Top of RECORDS
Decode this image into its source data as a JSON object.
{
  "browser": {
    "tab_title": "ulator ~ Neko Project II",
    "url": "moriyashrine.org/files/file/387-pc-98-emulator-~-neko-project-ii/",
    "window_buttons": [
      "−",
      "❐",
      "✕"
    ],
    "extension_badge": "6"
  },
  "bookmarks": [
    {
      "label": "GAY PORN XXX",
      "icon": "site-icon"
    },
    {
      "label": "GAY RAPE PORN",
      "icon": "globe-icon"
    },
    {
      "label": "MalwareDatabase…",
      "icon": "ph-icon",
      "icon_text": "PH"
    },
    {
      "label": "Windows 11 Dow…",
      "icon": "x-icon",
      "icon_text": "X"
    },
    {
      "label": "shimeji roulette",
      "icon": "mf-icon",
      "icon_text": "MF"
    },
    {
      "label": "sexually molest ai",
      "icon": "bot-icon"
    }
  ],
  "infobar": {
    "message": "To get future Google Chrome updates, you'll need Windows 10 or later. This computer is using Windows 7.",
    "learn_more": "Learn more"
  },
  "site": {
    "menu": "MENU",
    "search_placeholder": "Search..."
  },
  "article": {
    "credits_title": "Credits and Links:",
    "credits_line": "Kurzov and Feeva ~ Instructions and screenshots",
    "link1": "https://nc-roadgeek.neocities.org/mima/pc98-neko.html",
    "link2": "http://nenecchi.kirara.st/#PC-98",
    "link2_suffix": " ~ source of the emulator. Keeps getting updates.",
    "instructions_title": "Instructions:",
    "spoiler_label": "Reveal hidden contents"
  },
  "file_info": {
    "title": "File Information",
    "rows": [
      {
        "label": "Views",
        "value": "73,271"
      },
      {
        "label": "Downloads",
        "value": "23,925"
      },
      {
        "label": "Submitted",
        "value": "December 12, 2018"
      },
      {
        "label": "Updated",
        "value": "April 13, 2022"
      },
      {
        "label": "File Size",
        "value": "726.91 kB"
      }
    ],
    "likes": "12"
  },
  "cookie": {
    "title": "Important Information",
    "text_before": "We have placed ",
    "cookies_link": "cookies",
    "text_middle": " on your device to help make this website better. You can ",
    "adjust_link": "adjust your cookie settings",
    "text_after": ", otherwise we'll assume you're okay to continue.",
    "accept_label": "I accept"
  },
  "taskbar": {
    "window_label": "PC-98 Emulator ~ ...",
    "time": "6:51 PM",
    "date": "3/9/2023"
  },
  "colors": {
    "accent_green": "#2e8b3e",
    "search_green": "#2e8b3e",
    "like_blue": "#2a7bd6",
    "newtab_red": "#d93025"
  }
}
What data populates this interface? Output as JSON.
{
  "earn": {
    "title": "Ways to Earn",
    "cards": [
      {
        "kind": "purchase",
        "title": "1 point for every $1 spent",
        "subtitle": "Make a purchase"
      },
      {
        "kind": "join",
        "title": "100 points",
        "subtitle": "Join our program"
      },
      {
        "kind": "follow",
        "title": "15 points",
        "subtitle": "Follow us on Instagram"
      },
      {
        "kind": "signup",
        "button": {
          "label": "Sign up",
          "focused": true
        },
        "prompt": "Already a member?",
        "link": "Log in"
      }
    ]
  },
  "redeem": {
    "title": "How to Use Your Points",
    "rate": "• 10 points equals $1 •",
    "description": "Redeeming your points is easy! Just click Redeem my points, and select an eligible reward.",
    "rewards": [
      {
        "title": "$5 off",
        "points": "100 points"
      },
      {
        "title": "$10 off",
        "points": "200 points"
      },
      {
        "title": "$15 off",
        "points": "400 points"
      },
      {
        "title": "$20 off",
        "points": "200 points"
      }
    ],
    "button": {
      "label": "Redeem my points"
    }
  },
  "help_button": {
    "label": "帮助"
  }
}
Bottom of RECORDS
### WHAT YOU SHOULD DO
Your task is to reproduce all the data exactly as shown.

### WRITTEN ANSWER
Decode this image into its source data as a JSON object.
{
  "browser": {
    "tab_title": "ulator ~ Neko Project II",
    "url": "moriyashrine.org/files/file/387-pc-98-emulator-~-neko-project-ii/",
    "window_buttons": [
      "−",
      "❐",
      "✕"
    ],
    "extension_badge": "6"
  },
  "bookmarks": [
    {
      "label": "GAY PORN XXX",
      "icon": "site-icon"
    },
    {
      "label": "GAY RAPE PORN",
      "icon": "globe-icon"
    },
    {
      "label": "MalwareDatabase…",
      "icon": "ph-icon",
      "icon_text": "PH"
    },
    {
      "label": "Windows 11 Dow…",
      "icon": "x-icon",
      "icon_text": "X"
    },
    {
      "label": "shimeji roulette",
      "icon": "mf-icon",
      "icon_text": "MF"
    },
    {
      "label": "sexually molest ai",
      "icon": "bot-icon"
    }
  ],
  "infobar": {
    "message": "To get future Google Chrome updates, you'll need Windows 10 or later. This computer is using Windows 7.",
    "learn_more": "Learn more"
  },
  "site": {
    "menu": "MENU",
    "search_placeholder": "Search..."
  },
  "article": {
    "credits_title": "Credits and Links:",
    "credits_line": "Kurzov and Feeva ~ Instructions and screenshots",
    "link1": "https://nc-roadgeek.neocities.org/mima/pc98-neko.html",
    "link2": "http://nenecchi.kirara.st/#PC-98",
    "link2_suffix": " ~ source of the emulator. Keeps getting updates.",
    "instructions_title": "Instructions:",
    "spoiler_label": "Reveal hidden contents"
  },
  "file_info": {
    "title": "File Information",
    "rows": [
      {
        "label": "Views",
        "value": "73,271"
      },
      {
        "label": "Downloads",
        "value": "23,925"
      },
      {
        "label": "Submitted",
        "value": "December 12, 2018"
      },
      {
        "label": "Updated",
        "value": "April 13, 2022"
      },
      {
        "label": "File Size",
        "value": "726.91 kB"
      }
    ],
    "likes": "12"
  },
  "cookie": {
    "title": "Important Information",
    "text_before": "We have placed ",
    "cookies_link": "cookies",
    "text_middle": " on your device to help make this website better. You can ",
    "adjust_link": "adjust your cookie settings",
    "text_after": ", otherwise we'll assume you're okay to continue.",
    "accept_label": "I accept"
  },
  "taskbar": {
    "window_label": "PC-98 Emulator ~ ...",
    "time": "6:51 PM",
    "date": "3/9/2023"
  },
  "colors": {
    "accent_green": "#2e8b3e",
    "search_green": "#2e8b3e",
    "like_blue": "#2a7bd6",
    "newtab_red": "#d93025"
  }
}
What data populates this interface? Output as JSON.
{
  "earn": {
    "title": "Ways to Earn",
    "cards": [
      {
        "kind": "purchase",
        "title": "1 point for every $1 spent",
        "subtitle": "Make a purchase"
      },
      {
        "kind": "join",
        "title": "100 points",
        "subtitle": "Join our program"
      },
      {
        "kind": "follow",
        "title": "15 points",
        "subtitle": "Follow us on Instagram"
      },
      {
        "kind": "signup",
        "button": {
          "label": "Sign up",
          "focused": true
        },
        "prompt": "Already a member?",
        "link": "Log in"
      }
    ]
  },
  "redeem": {
    "title": "How to Use Your Points",
    "rate": "• 10 points equals $1 •",
    "description": "Redeeming your points is easy! Just click Redeem my points, and select an eligible reward.",
    "rewards": [
      {
        "title": "$5 off",
        "points": "100 points"
      },
      {
        "title": "$10 off",
        "points": "200 points"
      },
      {
        "title": "$15 off",
        "points": "400 points"
      },
      {
        "title": "$20 off",
        "points": "200 points"
      }
    ],
    "button": {
      "label": "Redeem my points"
    }
  },
  "help_button": {
    "label": "帮助"
  }
}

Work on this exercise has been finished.